Problem statement: Please give the count of lines below with the string "Vivekanandan" in them, and no other words.

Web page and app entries
● ● ● ● ●
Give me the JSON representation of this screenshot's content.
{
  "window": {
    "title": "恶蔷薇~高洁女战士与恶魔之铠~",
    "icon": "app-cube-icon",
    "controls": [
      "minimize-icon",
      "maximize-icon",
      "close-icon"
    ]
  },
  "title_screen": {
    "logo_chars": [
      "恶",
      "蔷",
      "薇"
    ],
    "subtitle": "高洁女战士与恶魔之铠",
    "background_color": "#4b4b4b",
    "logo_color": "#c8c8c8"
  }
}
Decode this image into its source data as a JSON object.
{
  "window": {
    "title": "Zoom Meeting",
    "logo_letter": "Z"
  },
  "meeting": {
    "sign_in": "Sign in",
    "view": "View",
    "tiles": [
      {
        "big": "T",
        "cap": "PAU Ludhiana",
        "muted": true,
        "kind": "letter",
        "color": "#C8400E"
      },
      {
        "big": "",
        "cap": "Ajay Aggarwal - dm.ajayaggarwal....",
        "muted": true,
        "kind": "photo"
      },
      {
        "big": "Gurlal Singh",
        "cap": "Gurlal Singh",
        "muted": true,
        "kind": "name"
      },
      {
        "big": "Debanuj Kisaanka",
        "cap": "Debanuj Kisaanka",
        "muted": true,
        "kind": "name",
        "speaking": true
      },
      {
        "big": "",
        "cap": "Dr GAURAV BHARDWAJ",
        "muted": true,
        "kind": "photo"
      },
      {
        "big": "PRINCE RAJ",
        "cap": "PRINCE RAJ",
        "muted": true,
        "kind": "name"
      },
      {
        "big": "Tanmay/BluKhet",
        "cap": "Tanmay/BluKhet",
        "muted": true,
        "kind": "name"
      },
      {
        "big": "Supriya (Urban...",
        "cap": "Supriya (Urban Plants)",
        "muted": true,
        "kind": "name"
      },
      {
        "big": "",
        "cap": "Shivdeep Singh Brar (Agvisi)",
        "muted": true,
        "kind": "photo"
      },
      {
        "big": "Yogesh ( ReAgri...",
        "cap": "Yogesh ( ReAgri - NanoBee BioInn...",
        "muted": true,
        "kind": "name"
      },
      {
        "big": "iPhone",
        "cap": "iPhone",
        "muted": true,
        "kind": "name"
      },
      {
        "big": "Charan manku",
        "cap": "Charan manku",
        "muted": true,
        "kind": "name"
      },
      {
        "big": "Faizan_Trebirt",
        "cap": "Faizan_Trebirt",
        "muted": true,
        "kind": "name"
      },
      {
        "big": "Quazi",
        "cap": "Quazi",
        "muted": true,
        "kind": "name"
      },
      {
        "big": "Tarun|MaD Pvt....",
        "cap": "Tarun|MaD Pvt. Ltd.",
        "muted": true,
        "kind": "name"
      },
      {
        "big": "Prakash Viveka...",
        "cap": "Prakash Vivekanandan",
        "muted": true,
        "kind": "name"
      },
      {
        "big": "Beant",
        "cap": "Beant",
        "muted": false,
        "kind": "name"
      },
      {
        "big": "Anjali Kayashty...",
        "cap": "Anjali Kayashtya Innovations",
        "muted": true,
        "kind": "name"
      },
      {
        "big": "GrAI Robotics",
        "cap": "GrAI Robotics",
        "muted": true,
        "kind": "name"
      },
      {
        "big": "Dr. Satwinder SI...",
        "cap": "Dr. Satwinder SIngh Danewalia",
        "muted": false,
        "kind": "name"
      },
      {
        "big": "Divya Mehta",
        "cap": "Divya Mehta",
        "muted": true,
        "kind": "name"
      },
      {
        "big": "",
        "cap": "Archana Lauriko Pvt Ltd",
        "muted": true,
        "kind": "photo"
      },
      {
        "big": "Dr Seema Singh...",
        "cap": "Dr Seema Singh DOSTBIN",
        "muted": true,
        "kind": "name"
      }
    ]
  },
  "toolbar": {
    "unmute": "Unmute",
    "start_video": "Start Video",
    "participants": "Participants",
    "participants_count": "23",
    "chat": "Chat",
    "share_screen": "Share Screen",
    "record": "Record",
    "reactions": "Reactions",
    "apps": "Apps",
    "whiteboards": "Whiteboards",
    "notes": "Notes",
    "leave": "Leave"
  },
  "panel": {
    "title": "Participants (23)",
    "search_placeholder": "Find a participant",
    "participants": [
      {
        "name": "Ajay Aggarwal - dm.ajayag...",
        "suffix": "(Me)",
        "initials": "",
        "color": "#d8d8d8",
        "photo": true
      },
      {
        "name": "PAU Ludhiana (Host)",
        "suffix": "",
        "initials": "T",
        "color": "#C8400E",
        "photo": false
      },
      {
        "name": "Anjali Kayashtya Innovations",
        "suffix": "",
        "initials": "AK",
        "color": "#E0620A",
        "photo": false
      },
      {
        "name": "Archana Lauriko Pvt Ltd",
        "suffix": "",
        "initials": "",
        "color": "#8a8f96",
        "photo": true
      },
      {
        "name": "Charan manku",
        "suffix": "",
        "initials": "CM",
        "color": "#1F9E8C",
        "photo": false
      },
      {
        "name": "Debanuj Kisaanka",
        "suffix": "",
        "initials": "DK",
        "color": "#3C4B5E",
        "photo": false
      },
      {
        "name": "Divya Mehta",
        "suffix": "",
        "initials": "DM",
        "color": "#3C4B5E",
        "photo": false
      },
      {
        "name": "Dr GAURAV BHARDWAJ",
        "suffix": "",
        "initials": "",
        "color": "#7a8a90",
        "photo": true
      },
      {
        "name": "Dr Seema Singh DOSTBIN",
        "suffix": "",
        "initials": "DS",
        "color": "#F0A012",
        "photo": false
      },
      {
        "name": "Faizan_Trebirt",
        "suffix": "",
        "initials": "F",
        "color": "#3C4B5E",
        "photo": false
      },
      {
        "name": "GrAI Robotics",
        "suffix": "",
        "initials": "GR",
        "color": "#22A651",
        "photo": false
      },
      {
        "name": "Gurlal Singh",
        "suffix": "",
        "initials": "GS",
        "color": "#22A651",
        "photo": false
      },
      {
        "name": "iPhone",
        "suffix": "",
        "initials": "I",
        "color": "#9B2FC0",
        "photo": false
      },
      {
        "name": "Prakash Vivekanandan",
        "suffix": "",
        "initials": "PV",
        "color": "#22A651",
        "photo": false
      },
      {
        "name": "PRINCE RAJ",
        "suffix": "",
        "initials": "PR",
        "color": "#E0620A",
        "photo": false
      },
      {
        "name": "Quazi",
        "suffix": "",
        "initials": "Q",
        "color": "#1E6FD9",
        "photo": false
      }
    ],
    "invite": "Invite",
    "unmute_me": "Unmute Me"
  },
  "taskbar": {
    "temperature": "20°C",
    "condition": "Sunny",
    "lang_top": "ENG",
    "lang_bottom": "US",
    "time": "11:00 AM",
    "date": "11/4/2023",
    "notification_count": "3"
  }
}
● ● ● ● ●
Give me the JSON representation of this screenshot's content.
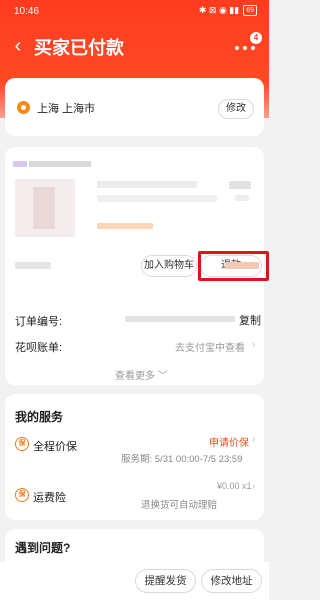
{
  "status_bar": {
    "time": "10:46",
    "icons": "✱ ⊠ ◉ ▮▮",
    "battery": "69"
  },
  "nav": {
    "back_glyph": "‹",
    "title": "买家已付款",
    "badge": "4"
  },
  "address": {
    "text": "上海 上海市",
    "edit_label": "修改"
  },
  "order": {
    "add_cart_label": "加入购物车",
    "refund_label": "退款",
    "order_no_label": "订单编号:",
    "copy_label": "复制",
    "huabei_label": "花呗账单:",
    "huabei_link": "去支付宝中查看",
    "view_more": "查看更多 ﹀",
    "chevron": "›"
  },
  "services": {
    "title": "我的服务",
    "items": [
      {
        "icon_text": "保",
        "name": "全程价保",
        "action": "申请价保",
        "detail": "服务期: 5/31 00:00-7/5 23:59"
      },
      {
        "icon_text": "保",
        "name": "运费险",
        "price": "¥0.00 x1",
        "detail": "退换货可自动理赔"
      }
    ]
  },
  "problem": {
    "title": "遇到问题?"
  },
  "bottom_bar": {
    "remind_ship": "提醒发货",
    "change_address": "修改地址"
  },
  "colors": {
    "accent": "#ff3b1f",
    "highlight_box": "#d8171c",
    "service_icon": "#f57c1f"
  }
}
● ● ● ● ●
Solution for this exercise: 2